More than one in five Australians die of heart disease, which means that one member of the Fauves can expect to expire while clutching his chest in surprised disappointment. Indifferent bystanders watch on while thwarted paramedics minister resignedly to the stricken musician, reflecting on the irony of the title of the band’s 12th album.
“He’s trying to say something”, says a passer-by, crouching down and pressing a solicitous ear to the dying man’s parched lips. Most of the assembled have begun to drift away, but several ghoulish onlookers remain. “He said that he’s in the band”.

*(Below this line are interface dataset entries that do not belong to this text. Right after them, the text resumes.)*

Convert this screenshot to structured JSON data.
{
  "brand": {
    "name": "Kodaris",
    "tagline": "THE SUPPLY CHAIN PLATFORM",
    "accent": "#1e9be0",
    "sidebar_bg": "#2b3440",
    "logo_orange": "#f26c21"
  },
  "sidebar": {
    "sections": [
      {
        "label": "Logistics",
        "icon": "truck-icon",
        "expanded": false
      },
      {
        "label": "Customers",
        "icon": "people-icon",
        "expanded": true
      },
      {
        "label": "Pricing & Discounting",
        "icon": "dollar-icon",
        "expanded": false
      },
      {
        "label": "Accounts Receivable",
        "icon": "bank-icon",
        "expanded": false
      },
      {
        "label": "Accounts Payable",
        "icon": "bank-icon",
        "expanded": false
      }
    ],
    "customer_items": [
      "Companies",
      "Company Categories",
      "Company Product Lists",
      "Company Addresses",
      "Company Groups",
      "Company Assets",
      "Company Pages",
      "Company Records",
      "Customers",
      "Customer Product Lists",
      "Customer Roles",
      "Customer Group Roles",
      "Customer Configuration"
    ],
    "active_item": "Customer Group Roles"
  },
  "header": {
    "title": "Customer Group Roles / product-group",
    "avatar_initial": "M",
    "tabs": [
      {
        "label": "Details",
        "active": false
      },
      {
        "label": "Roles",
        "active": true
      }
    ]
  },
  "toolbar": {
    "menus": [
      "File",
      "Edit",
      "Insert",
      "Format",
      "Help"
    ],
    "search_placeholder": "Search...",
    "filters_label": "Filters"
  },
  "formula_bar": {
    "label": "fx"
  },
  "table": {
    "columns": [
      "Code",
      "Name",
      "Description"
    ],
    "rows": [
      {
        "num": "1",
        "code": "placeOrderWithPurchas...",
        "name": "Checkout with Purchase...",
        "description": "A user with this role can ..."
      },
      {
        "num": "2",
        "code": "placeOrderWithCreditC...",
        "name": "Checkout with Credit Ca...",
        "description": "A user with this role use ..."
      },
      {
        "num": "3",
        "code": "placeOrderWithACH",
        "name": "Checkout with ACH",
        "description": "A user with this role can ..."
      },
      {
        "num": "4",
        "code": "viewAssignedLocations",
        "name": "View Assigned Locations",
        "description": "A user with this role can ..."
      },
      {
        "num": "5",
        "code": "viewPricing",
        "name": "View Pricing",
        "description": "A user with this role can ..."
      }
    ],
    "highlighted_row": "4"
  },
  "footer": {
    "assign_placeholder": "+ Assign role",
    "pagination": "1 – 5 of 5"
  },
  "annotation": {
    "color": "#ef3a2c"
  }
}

Explorers who didn’t find anything, the Fauves have ranged the Australian landscape for 31 years, searching fruitlessly for an inland sea where a weary middle-aged man might erect a deckchair and take the healing waters. They have released albums that have slipped down the backs of couches, been lost in the wash and left on the back seats of taxis. Long have journalists issued pro-forma three-star reviews before repairing to the second-hand music store to greedily hock their complimentary album, only to emerge indignant with less money than they spent on the parking meter.